*About this task*
Which lines in the records below include the word "icon"? Report each of them in full.

Source information Start Marker

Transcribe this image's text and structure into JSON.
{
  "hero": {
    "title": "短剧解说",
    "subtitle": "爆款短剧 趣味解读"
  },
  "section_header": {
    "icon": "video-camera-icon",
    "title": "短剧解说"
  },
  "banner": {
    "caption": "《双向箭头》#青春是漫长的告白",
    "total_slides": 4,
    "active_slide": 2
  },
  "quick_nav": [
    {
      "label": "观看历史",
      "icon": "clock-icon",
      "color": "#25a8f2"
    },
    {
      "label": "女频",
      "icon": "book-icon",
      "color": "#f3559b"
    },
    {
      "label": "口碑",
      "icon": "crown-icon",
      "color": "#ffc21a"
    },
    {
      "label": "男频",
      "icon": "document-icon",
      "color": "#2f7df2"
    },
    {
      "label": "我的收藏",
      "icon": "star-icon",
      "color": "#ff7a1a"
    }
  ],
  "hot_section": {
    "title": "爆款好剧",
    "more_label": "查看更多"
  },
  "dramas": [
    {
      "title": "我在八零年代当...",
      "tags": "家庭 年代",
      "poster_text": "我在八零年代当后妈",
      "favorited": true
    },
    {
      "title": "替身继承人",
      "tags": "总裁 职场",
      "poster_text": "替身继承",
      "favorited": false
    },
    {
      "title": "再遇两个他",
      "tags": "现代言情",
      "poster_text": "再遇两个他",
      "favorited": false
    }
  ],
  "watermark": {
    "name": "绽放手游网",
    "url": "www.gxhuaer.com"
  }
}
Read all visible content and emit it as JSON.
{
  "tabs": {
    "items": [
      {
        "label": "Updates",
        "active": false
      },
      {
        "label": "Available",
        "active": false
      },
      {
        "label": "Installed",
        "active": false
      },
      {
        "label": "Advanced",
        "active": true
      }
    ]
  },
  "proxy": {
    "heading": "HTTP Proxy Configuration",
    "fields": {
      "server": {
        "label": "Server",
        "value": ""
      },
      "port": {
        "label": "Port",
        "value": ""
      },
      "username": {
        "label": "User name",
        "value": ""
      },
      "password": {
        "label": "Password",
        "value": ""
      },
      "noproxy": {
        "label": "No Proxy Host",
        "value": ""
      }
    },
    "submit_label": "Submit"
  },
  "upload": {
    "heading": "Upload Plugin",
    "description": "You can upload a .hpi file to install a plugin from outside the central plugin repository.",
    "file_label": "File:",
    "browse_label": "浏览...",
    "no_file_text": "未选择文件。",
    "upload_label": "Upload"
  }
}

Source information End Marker

*Task response*
    "icon": "video-camera-icon",
      "icon": "clock-icon",
      "icon": "book-icon",
      "icon": "crown-icon",
      "icon": "document-icon",
      "icon": "star-icon",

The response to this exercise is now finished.